Citigroup lowered Roku down to a Sell rating from a prior Neutral rating on January 5, raising its target price to $28 from $27. This was versus a prior $51.24 closing price. Citi also feels that Roku may now be too dependent upon YouTube and Netflix users.

Here is what should stand out about these two key analyst downgrades — Morgan Stanley and Citigroup acted as Roku’s lead bookrunners for the IPO. That means that the two firms most responsible for getting the shares out to the investing community are no longer willing to endorse Roku as a good investment. That makes buying a strong post-IPO stock come with much more scrutiny in what is nothing short of a raging bull market.

And then on January 9, Oppenheimer reiterated its Underperform rating on Roku with a $28 price target. The firm noted that the number of active accounts exceeding 19 million is probably about 2% below the Oppenheimer estimate. The implied account growth of 43% to 45% compared with the firm’s 47% estimate.

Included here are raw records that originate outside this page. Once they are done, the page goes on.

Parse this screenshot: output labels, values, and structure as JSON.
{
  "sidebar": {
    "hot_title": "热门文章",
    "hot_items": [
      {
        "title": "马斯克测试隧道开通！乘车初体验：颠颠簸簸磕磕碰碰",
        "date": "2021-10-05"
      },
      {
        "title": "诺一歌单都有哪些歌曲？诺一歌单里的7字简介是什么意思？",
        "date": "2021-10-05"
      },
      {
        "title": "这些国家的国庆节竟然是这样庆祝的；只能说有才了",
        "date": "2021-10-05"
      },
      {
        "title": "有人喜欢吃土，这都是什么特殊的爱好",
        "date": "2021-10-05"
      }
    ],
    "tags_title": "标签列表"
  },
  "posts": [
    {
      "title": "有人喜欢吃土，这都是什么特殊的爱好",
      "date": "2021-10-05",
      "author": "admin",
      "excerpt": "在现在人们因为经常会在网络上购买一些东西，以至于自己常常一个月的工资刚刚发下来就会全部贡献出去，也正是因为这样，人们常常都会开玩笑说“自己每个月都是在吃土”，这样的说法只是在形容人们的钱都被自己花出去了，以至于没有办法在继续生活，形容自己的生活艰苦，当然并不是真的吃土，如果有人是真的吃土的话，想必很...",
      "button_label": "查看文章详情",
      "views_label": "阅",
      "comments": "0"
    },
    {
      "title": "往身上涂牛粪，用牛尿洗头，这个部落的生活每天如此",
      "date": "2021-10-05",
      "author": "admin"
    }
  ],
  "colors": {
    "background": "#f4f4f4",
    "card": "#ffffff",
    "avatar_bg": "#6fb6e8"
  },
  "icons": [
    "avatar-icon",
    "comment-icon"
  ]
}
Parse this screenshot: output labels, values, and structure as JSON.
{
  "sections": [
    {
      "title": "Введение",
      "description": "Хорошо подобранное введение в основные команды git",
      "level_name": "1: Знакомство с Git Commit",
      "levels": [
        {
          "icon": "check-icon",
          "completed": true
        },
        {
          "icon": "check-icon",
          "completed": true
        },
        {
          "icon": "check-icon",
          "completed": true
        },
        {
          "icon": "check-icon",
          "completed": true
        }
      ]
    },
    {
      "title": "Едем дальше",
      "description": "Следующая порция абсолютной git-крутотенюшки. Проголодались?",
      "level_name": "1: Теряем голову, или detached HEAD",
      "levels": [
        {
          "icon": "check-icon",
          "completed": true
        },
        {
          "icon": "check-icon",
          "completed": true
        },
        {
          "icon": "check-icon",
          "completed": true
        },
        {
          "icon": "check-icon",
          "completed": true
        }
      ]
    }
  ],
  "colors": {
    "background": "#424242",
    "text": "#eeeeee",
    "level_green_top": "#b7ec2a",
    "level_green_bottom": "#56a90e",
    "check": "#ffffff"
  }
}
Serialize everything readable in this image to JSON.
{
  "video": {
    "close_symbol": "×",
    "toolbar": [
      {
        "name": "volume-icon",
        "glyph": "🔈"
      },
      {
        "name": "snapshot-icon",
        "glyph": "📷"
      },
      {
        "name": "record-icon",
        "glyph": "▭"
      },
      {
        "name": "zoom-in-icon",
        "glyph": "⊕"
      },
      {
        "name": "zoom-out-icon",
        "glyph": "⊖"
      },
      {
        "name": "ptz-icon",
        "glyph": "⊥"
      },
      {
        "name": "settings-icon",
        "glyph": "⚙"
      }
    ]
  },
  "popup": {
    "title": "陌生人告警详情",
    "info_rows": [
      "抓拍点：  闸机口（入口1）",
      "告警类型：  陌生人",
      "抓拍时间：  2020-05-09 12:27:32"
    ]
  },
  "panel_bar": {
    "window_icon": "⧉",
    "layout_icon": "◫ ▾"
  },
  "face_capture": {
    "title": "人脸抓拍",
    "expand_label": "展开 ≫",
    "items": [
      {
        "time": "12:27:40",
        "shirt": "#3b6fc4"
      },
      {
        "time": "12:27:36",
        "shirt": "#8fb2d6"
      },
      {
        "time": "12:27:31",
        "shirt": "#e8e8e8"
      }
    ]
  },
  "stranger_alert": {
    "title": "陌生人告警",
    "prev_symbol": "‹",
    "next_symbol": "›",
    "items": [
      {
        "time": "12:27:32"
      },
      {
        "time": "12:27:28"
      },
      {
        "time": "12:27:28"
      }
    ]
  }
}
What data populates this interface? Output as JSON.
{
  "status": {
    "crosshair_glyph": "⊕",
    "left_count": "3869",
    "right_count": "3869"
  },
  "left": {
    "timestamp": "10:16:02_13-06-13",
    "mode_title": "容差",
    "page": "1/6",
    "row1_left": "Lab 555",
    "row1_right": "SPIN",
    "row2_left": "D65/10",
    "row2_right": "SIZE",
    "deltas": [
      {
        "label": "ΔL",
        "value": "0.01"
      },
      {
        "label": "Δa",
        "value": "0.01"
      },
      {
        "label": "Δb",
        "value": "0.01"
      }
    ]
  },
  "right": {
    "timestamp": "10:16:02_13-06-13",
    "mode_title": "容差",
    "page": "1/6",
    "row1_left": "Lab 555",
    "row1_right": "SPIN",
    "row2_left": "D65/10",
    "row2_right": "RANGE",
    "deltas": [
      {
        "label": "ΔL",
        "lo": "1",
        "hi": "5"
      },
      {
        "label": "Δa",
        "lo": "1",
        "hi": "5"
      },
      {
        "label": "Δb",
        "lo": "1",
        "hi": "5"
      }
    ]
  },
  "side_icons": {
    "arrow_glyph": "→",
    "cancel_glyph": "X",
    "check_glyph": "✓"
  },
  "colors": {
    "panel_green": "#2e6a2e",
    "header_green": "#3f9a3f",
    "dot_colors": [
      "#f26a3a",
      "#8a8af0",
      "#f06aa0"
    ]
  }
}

Roku only has six analysts following the company at the start of 2018. The consensus analyst target price of $32.80 from Thomson Reuters is harder to consider with such a small pool of analysts following it. Still, that is down over $10 from the current price and $20 lower than where shares were ahead of these big analyst downgrades.

Roku may also not get much benefit from tax reform. After all, companies losing money aren’t exactly all that worried if their tax rate is 35% or 21%.

It is important to keep in mind that the bull market is really rewarding the companies that are growing and exceeding expectations. The bull market is also punishing those companies which are disappointing shareholders. It was clear where Roku stood in 2017, but that clarity also seems to have done a full reverse now that 2018 is underway.

Now investors have some serious decisions to make about where they want to invest in the bull market that is nearly nine years old now. A very weak stock in a very strong market doesn’t sound like a winning combination at this time. Now investors are just going to have to wait and see what Roku’s fourth-quarter earnings will look like when the company reports in early February.

Stay tuned.